Every book engenders a response. It may be one of intense passion (love or hate), one of disinterest or it may fall somewhere in between. Each reader is likely to experience something different; who you are and what you have experienced flavours how you respond.
What if you read a book that numerous people have expressed their love for but it leaves you feeling...not disappointed or angry but...lacking? What if the book was extremely well written, with amazing world-building and fascinating characters, but one of those characters generates feelings of...inadequacy? How do you respond - to yourself and to others - when you haven't enjoyed a book as much as someone else, especially if the reasons for that lack of enjoyment have nothing to do with the author's 'craft' but instead stem from your own insecurities and doubts?
I will freely admit to being incredibly insecure about a myriad of things - some tangible, some not. If I were a heroine in a novel I think the majority of - actually, probably all - readers would throw the book at the wall in frustration with my lack of...spine (for want of a better word). Kick-a*s heroines are my Achilles heel. I can't picture myself as them in any way shape or form because I'm diametrically opposite. I'm not sassy or confident. It's not what they do (saving the world) [because who in real life has super powers?] but their demeanour and confidence...and what they look like. Kick-a*s heroines have a mould - gorgeous, fit, with amazing hair and skin. They are what I want to be...because they're everything I'm not.

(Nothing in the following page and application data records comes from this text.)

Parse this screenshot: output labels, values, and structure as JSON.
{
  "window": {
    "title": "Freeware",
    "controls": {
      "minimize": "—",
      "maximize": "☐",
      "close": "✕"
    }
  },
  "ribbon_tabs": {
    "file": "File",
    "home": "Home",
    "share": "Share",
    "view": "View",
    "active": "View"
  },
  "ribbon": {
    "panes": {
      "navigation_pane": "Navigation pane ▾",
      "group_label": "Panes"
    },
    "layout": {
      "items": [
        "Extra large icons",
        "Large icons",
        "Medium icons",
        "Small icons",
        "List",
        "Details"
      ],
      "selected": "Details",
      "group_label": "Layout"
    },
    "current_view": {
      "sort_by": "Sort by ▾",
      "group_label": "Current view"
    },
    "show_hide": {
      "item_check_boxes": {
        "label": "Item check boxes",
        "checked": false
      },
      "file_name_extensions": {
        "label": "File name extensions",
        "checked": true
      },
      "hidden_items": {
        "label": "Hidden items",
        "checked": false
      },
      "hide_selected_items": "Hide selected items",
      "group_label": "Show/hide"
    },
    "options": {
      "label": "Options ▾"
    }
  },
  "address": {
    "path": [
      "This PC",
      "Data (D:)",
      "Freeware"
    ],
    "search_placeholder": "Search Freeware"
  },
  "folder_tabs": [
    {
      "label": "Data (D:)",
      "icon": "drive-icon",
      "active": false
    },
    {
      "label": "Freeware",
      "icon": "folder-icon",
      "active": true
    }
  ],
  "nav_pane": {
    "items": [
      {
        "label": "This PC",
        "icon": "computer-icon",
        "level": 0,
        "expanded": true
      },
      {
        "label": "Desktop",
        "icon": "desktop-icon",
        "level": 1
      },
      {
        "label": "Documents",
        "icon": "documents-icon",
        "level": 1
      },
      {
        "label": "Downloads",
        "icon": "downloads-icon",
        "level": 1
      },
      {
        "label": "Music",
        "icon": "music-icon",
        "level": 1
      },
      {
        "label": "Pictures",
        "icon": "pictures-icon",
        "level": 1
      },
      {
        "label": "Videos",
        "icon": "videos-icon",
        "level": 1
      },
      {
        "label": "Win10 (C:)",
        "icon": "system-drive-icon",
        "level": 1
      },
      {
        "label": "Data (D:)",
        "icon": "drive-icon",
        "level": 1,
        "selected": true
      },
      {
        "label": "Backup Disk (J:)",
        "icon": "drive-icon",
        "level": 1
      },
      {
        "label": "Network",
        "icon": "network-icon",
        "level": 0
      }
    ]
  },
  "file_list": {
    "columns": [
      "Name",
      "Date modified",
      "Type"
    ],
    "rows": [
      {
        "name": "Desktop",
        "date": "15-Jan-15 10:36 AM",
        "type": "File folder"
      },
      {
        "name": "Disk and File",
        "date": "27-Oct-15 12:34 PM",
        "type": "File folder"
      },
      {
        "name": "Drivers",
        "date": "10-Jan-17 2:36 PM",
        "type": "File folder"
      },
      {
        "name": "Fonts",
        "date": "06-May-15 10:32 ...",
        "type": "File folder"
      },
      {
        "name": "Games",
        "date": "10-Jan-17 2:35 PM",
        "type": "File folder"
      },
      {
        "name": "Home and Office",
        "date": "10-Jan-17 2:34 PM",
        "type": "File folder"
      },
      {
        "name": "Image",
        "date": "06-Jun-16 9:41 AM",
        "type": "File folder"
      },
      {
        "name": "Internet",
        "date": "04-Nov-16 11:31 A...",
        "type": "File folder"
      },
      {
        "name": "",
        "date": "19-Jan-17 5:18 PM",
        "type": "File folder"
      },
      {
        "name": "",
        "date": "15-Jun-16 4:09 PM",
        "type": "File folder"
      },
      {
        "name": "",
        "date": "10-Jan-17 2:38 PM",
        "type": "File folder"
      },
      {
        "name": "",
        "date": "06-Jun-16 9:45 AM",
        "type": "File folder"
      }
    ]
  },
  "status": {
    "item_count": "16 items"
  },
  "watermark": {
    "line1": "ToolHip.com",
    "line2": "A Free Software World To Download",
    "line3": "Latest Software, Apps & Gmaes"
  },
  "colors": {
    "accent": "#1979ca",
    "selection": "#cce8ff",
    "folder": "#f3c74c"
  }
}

I worried incessantly about reading this book before I picked it up; I thought having a kick-a*s heroine would push my insecurity buttons. But I got caught up in the hype surrounding the book and I thought it would be fine. And in a couple of the reviews I read the heroine didn't seem so kick-a*s. My mistake, because the heroine did push my buttons, more so I think because I love this author and...her heroine is as far from me as it is possible to be. Before you ask, no, my imagination is not good enough that I can 'pretend' to be her as I read the book, and yes, I do want to read the second book in the series. And yes, I am insane to be comparing myself to a fictional character, except that I compare myself to everything and everyone. It's...ingrained.
I have read other books with kick-a*s heroines since I started reading romance novels, but over the last 6-12 months these characters have bothered me more and more. I'm trying to work out who I am, deal with the issues I carry, but...before I started down this path I could ignore my emotions. Now they, as well as all of my faults, are right in front of me...and I don't know how to cope, except by not to read books that bring all of this...whatever it is I am feeling...to the surface. I guess I could try to learn to love myself, except for the small fact that I hate pretty much everything about me (and what I don't hate I dislike), so it's a pretty big call. And no, that statement is not meant to generate compliments. I'm not looking for compliments, I'm stating a fact. (And if I'm honest I don't really know how to deal with compliments anyway.) I think twice in my life I've looked in the mirror and thought I 'passed muster', but that was a long time ago...and I was younger then. Now I feel like the faults are all I see and no matter how hard I try I can't seem to fix one of them. Just one would be nice. *SIGH* Sometimes I wonder why I read romance novels. It isn't real...that connection...it doesn't happen in real life, does it? And if it does, I don't think it will happen to me. And obviously the majority of my friends and family assume so too as they have stopped asking about dates and partners. They assume I'm going to be single for the rest of my life. And considering what any potential partner would have to deal with, I think they are probably right.
And in case you are wondering where all of this...bile..is coming from, I don't know. Maybe it's because I spend all of my time fixing and organizing the lives of various family members who can't (and I do mean can't, not won't) and yet I can't fix myself.
So, do you ever compare yourself to a character from a novel? And, if so, have you ever read a book that has made you feel in some way less or perhaps more than who and what you are? And it is worth it?